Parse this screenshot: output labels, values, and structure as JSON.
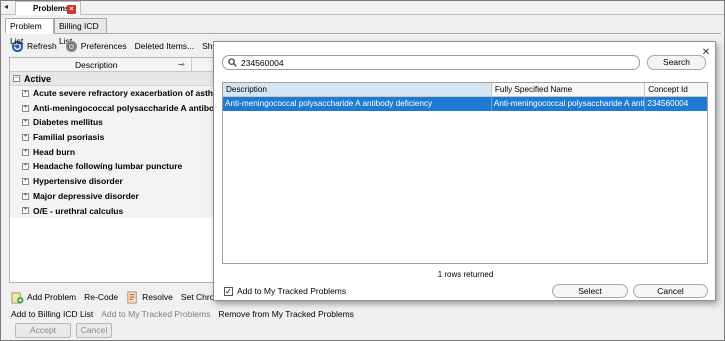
{
  "doc_tab": {
    "title": "Problems",
    "close": "×"
  },
  "tabs": [
    {
      "label": "Problem List"
    },
    {
      "label": "Billing ICD List"
    }
  ],
  "toolbar": {
    "refresh": "Refresh",
    "preferences": "Preferences",
    "deleted_items": "Deleted Items...",
    "show_all": "Show All Stat"
  },
  "grid": {
    "description_header": "Description",
    "group": "Active",
    "rows": [
      "Acute severe refractory exacerbation of asthma",
      "Anti-meningococcal polysaccharide A antibody",
      "Diabetes mellitus",
      "Familial psoriasis",
      "Head burn",
      "Headache following lumbar puncture",
      "Hypertensive disorder",
      "Major depressive disorder",
      "O/E - urethral calculus"
    ]
  },
  "bottom_toolbar": {
    "add_problem": "Add Problem",
    "re_code": "Re-Code",
    "resolve": "Resolve",
    "set_chronic": "Set Chronic"
  },
  "bottom_links": {
    "add_billing": "Add to Billing ICD List",
    "add_tracked": "Add to My Tracked Problems",
    "remove_tracked": "Remove from My Tracked Problems"
  },
  "bottom_buttons": {
    "accept": "Accept",
    "cancel": "Cancel"
  },
  "dialog": {
    "search_value": "234560004",
    "search_button": "Search",
    "columns": [
      "Description",
      "Fully Specified Name",
      "Concept Id"
    ],
    "results": [
      {
        "description": "Anti-meningococcal polysaccharide A antibody deficiency",
        "fully_specified_name": "Anti-meningococcal polysaccharide A antibody deficiency",
        "concept_id": "234560004"
      }
    ],
    "rows_returned": "1 rows returned",
    "add_to_tracked_label": "Add to My Tracked Problems",
    "add_to_tracked_checked": true,
    "select_button": "Select",
    "cancel_button": "Cancel"
  },
  "colors": {
    "selection": "#1e7bd1",
    "header_highlight": "#d6e5f4",
    "close_badge": "#d9312b"
  }
}
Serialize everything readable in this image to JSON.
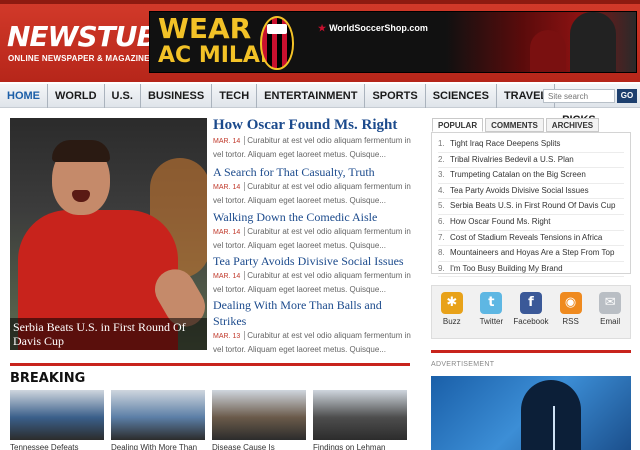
{
  "site": {
    "logo": "NEWSTUBE",
    "tagline": "ONLINE NEWSPAPER & MAGAZINE"
  },
  "banner": {
    "line1": "WEAR",
    "line2": "AC MILAN",
    "shop": "WorldSoccerShop.com"
  },
  "nav": {
    "items": [
      "HOME",
      "WORLD",
      "U.S.",
      "BUSINESS",
      "TECH",
      "ENTERTAINMENT",
      "SPORTS",
      "SCIENCES",
      "TRAVEL",
      "EDITOR'S PICKS"
    ],
    "search_placeholder": "Site search",
    "go_label": "GO"
  },
  "feature": {
    "caption": "Serbia Beats U.S. in First Round Of Davis Cup"
  },
  "articles": [
    {
      "title": "How Oscar Found Ms. Right",
      "date": "MAR. 14",
      "excerpt": "Curabitur at est vel odio aliquam fermentum in vel tortor. Aliquam eget laoreet metus. Quisque..."
    },
    {
      "title": "A Search for That Casualty, Truth",
      "date": "MAR. 14",
      "excerpt": "Curabitur at est vel odio aliquam fermentum in vel tortor. Aliquam eget laoreet metus. Quisque..."
    },
    {
      "title": "Walking Down the Comedic Aisle",
      "date": "MAR. 14",
      "excerpt": "Curabitur at est vel odio aliquam fermentum in vel tortor. Aliquam eget laoreet metus. Quisque..."
    },
    {
      "title": "Tea Party Avoids Divisive Social Issues",
      "date": "MAR. 14",
      "excerpt": "Curabitur at est vel odio aliquam fermentum in vel tortor. Aliquam eget laoreet metus. Quisque..."
    },
    {
      "title": "Dealing With More Than Balls and Strikes",
      "date": "MAR. 13",
      "excerpt": "Curabitur at est vel odio aliquam fermentum in vel tortor. Aliquam eget laoreet metus. Quisque..."
    }
  ],
  "breaking": {
    "title": "BREAKING",
    "items": [
      {
        "caption": "Tennessee Defeats",
        "color": "#3a5f8a"
      },
      {
        "caption": "Dealing With More Than",
        "color": "#5b7ea6"
      },
      {
        "caption": "Disease Cause Is",
        "color": "#6a5a4a"
      },
      {
        "caption": "Findings on Lehman",
        "color": "#4d4d4d"
      }
    ]
  },
  "sidebar": {
    "tabs": [
      "POPULAR",
      "COMMENTS",
      "ARCHIVES"
    ],
    "popular": [
      "Tight Iraq Race Deepens Splits",
      "Tribal Rivalries Bedevil a U.S. Plan",
      "Trumpeting Catalan on the Big Screen",
      "Tea Party Avoids Divisive Social Issues",
      "Serbia Beats U.S. in First Round Of Davis Cup",
      "How Oscar Found Ms. Right",
      "Cost of Stadium Reveals Tensions in Africa",
      "Mountaineers and Hoyas Are a Step From Top",
      "I'm Too Busy Building My Brand"
    ],
    "social": [
      {
        "label": "Buzz",
        "icon": "buzz-icon",
        "glyph": "✱",
        "color": "#e8a21a"
      },
      {
        "label": "Twitter",
        "icon": "twitter-icon",
        "glyph": "t",
        "color": "#5eb7e3"
      },
      {
        "label": "Facebook",
        "icon": "facebook-icon",
        "glyph": "f",
        "color": "#3b5998"
      },
      {
        "label": "RSS",
        "icon": "rss-icon",
        "glyph": "◉",
        "color": "#ef8a1f"
      },
      {
        "label": "Email",
        "icon": "email-icon",
        "glyph": "✉",
        "color": "#b9bec4"
      }
    ],
    "ad_label": "ADVERTISEMENT"
  },
  "colors": {
    "brand_red": "#c8231c",
    "link_blue": "#1b4a8c",
    "banner_gold": "#f3c227"
  }
}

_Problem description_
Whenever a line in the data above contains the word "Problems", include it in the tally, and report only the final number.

_Answer to the exercise_
4